Report all lines in the records that hold the string "time".

==========

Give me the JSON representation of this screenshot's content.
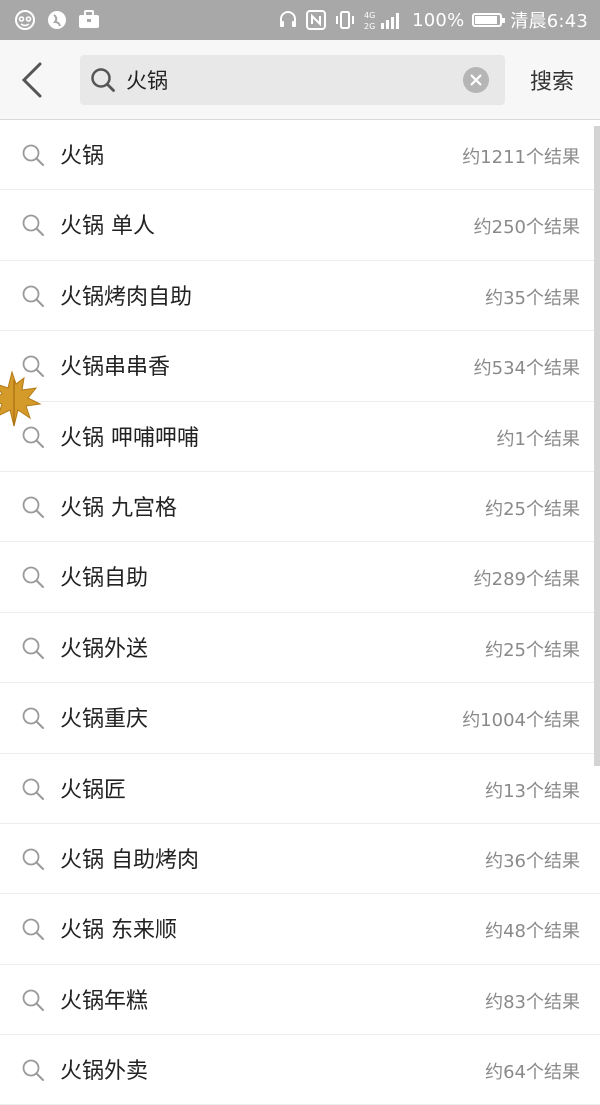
{
  "status_bar": {
    "battery": "100%",
    "time": "清晨6:43",
    "network": "4G",
    "network2": "2G",
    "battery_level": 1.0
  },
  "search": {
    "query": "火锅",
    "submit_label": "搜索"
  },
  "results": [
    {
      "term": "火锅",
      "count": "约1211个结果"
    },
    {
      "term": "火锅 单人",
      "count": "约250个结果"
    },
    {
      "term": "火锅烤肉自助",
      "count": "约35个结果"
    },
    {
      "term": "火锅串串香",
      "count": "约534个结果"
    },
    {
      "term": "火锅 呷哺呷哺",
      "count": "约1个结果"
    },
    {
      "term": "火锅 九宫格",
      "count": "约25个结果"
    },
    {
      "term": "火锅自助",
      "count": "约289个结果"
    },
    {
      "term": "火锅外送",
      "count": "约25个结果"
    },
    {
      "term": "火锅重庆",
      "count": "约1004个结果"
    },
    {
      "term": "火锅匠",
      "count": "约13个结果"
    },
    {
      "term": "火锅 自助烤肉",
      "count": "约36个结果"
    },
    {
      "term": "火锅 东来顺",
      "count": "约48个结果"
    },
    {
      "term": "火锅年糕",
      "count": "约83个结果"
    },
    {
      "term": "火锅外卖",
      "count": "约64个结果"
    }
  ],
  "colors": {
    "status_bar": "#a8a8a8",
    "header_bg": "#f7f7f7",
    "search_box_bg": "#e8e8e8",
    "count_text": "#8a8a8a",
    "leaf": "#d49a2a"
  }
}
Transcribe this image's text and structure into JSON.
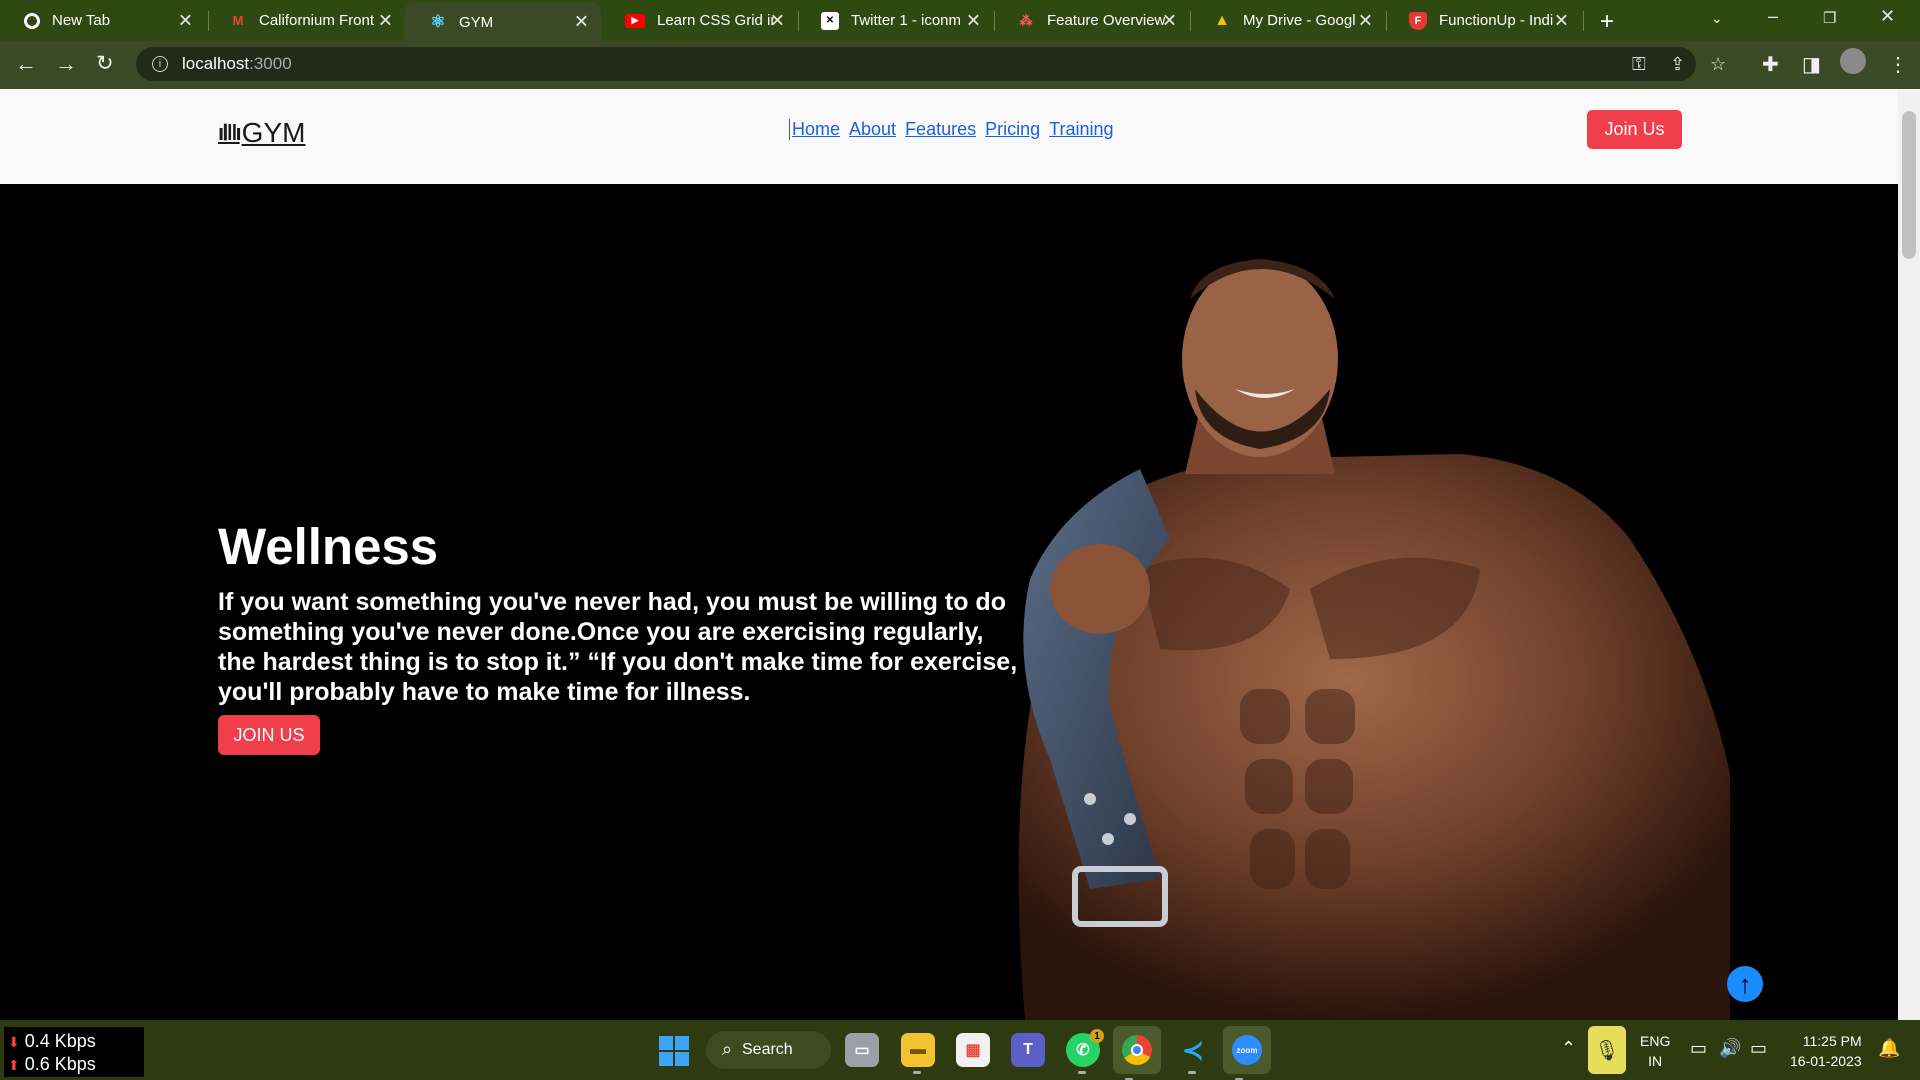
{
  "browser": {
    "tabs": [
      {
        "label": "New Tab",
        "icon": "chrome-icon",
        "color": "#ffffff"
      },
      {
        "label": "Californium Front",
        "icon": "gmail-icon",
        "color": "#ea4335"
      },
      {
        "label": "GYM",
        "icon": "react-icon",
        "color": "#61dafb",
        "active": true
      },
      {
        "label": "Learn CSS Grid in",
        "icon": "youtube-icon",
        "color": "#ff0000"
      },
      {
        "label": "Twitter 1 - iconm",
        "icon": "iconmonstr-icon",
        "color": "#ffffff"
      },
      {
        "label": "Feature Overview",
        "icon": "feature-icon",
        "color": "#ff5b5b"
      },
      {
        "label": "My Drive - Googl",
        "icon": "google-drive-icon",
        "color": "#fbbc04"
      },
      {
        "label": "FunctionUp - Indi",
        "icon": "functionup-icon",
        "color": "#e53935"
      }
    ],
    "url_host": "localhost",
    "url_port": ":3000"
  },
  "site": {
    "logo_text": "GYM",
    "nav": [
      "Home",
      "About",
      "Features",
      "Pricing",
      "Training"
    ],
    "header_cta": "Join Us",
    "hero": {
      "title": "Wellness",
      "text": "If you want something you've never had, you must be willing to do something you've never done.Once you are exercising regularly, the hardest thing is to stop it.” “If you don't make time for exercise, you'll probably have to make time for illness.",
      "cta": "JOIN US"
    },
    "accent_color": "#f03e4a",
    "link_color": "#1a62d6"
  },
  "taskbar": {
    "net_down": "0.4 Kbps",
    "net_up": "0.6 Kbps",
    "search_label": "Search",
    "whatsapp_badge": "1",
    "zoom_label": "zoom",
    "lang_line1": "ENG",
    "lang_line2": "IN",
    "time": "11:25 PM",
    "date": "16-01-2023"
  }
}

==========

◆ The completed task
    "time": "清晨6:43",
      "text": "If you want something you've never had, you must be willing to do something you've never done.Once you are exercising regularly, the hardest thing is to stop it.” “If you don't make time for exercise, you'll probably have to make time for illness.",
    "time": "11:25 PM",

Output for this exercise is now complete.